* EXERCISE AIM *
Print the entire listing. Each line must match the original exactly.

* DATASET RECORDS *
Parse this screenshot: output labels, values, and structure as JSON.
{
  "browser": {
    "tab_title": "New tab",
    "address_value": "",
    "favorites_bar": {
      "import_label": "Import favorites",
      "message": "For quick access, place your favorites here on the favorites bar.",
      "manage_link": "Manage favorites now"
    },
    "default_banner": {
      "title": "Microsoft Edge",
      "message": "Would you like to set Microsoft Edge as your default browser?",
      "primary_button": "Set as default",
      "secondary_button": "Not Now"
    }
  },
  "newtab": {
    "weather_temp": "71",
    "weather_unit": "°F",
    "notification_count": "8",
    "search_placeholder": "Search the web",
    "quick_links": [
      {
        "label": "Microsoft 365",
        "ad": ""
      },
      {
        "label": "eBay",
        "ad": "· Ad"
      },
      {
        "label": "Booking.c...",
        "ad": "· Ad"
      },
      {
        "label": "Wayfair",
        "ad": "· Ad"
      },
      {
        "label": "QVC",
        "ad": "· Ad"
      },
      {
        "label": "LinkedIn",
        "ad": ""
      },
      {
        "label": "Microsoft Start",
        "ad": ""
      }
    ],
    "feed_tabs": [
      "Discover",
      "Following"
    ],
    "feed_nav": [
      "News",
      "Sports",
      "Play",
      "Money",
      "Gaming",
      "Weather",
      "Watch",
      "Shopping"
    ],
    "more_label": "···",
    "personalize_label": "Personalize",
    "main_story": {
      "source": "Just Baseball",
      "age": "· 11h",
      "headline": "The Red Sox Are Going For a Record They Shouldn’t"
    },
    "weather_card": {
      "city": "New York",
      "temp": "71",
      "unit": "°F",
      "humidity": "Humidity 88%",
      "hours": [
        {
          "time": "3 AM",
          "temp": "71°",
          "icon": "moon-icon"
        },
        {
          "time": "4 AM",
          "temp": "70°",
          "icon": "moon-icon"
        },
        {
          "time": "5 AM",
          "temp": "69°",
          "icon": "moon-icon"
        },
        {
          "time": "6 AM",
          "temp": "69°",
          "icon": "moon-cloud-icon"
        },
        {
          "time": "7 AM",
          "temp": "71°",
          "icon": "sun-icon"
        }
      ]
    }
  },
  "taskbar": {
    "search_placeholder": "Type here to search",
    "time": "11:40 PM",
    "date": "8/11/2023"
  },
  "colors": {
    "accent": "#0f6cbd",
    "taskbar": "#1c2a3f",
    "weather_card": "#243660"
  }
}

* REPLY TO THE EXERCISE *
Parse this screenshot: output labels, values, and structure as JSON.
{
  "browser": {
    "tab_title": "New tab",
    "address_value": "",
    "favorites_bar": {
      "import_label": "Import favorites",
      "message": "For quick access, place your favorites here on the favorites bar.",
      "manage_link": "Manage favorites now"
    },
    "default_banner": {
      "title": "Microsoft Edge",
      "message": "Would you like to set Microsoft Edge as your default browser?",
      "primary_button": "Set as default",
      "secondary_button": "Not Now"
    }
  },
  "newtab": {
    "weather_temp": "71",
    "weather_unit": "°F",
    "notification_count": "8",
    "search_placeholder": "Search the web",
    "quick_links": [
      {
        "label": "Microsoft 365",
        "ad": ""
      },
      {
        "label": "eBay",
        "ad": "· Ad"
      },
      {
        "label": "Booking.c...",
        "ad": "· Ad"
      },
      {
        "label": "Wayfair",
        "ad": "· Ad"
      },
      {
        "label": "QVC",
        "ad": "· Ad"
      },
      {
        "label": "LinkedIn",
        "ad": ""
      },
      {
        "label": "Microsoft Start",
        "ad": ""
      }
    ],
    "feed_tabs": [
      "Discover",
      "Following"
    ],
    "feed_nav": [
      "News",
      "Sports",
      "Play",
      "Money",
      "Gaming",
      "Weather",
      "Watch",
      "Shopping"
    ],
    "more_label": "···",
    "personalize_label": "Personalize",
    "main_story": {
      "source": "Just Baseball",
      "age": "· 11h",
      "headline": "The Red Sox Are Going For a Record They Shouldn’t"
    },
    "weather_card": {
      "city": "New York",
      "temp": "71",
      "unit": "°F",
      "humidity": "Humidity 88%",
      "hours": [
        {
          "time": "3 AM",
          "temp": "71°",
          "icon": "moon-icon"
        },
        {
          "time": "4 AM",
          "temp": "70°",
          "icon": "moon-icon"
        },
        {
          "time": "5 AM",
          "temp": "69°",
          "icon": "moon-icon"
        },
        {
          "time": "6 AM",
          "temp": "69°",
          "icon": "moon-cloud-icon"
        },
        {
          "time": "7 AM",
          "temp": "71°",
          "icon": "sun-icon"
        }
      ]
    }
  },
  "taskbar": {
    "search_placeholder": "Type here to search",
    "time": "11:40 PM",
    "date": "8/11/2023"
  },
  "colors": {
    "accent": "#0f6cbd",
    "taskbar": "#1c2a3f",
    "weather_card": "#243660"
  }
}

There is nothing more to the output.